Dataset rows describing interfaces
#####
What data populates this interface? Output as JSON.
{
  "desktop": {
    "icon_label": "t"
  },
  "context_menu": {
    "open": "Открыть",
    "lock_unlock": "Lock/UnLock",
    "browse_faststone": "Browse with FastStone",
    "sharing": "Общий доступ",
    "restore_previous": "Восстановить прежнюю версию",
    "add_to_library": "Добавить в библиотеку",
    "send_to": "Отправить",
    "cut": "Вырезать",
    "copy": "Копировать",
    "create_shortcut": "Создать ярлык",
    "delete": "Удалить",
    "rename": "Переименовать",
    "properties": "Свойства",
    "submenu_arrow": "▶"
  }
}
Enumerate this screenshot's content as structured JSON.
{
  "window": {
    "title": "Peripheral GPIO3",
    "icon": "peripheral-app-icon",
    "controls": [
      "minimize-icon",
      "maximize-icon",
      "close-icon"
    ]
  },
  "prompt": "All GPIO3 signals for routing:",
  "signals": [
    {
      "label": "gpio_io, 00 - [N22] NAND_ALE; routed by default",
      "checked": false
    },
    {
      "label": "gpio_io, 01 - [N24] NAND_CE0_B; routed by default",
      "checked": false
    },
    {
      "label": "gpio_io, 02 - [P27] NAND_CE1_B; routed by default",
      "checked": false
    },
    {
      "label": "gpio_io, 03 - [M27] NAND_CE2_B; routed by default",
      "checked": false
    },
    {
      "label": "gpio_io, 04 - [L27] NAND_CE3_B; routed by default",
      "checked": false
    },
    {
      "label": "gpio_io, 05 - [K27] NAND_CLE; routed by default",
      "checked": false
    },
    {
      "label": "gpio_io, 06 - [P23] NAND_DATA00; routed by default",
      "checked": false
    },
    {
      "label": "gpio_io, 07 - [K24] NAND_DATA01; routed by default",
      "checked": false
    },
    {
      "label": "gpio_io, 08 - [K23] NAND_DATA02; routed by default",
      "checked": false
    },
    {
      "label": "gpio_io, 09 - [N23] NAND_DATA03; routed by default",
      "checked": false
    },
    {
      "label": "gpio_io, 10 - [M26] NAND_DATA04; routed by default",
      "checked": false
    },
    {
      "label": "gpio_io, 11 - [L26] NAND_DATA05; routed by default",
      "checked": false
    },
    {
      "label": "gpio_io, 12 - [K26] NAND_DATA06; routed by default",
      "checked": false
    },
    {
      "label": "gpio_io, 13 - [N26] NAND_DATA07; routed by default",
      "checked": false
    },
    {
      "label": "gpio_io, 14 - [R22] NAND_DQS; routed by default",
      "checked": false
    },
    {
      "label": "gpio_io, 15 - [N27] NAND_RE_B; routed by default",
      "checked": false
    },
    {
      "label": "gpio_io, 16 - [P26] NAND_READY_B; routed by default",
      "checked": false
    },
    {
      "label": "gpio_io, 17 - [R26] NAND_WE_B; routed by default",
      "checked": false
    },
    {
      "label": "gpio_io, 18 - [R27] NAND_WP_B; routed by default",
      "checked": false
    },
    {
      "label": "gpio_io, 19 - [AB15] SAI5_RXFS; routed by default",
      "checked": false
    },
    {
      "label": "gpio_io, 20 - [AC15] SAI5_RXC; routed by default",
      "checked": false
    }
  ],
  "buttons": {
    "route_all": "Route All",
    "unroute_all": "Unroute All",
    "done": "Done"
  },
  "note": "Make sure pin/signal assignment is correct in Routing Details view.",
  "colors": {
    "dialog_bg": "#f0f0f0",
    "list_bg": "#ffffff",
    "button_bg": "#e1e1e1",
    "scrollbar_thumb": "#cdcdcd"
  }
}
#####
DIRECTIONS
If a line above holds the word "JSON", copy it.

EXERCISE RESPONSE
What data populates this interface? Output as JSON.
Enumerate this screenshot's content as structured JSON.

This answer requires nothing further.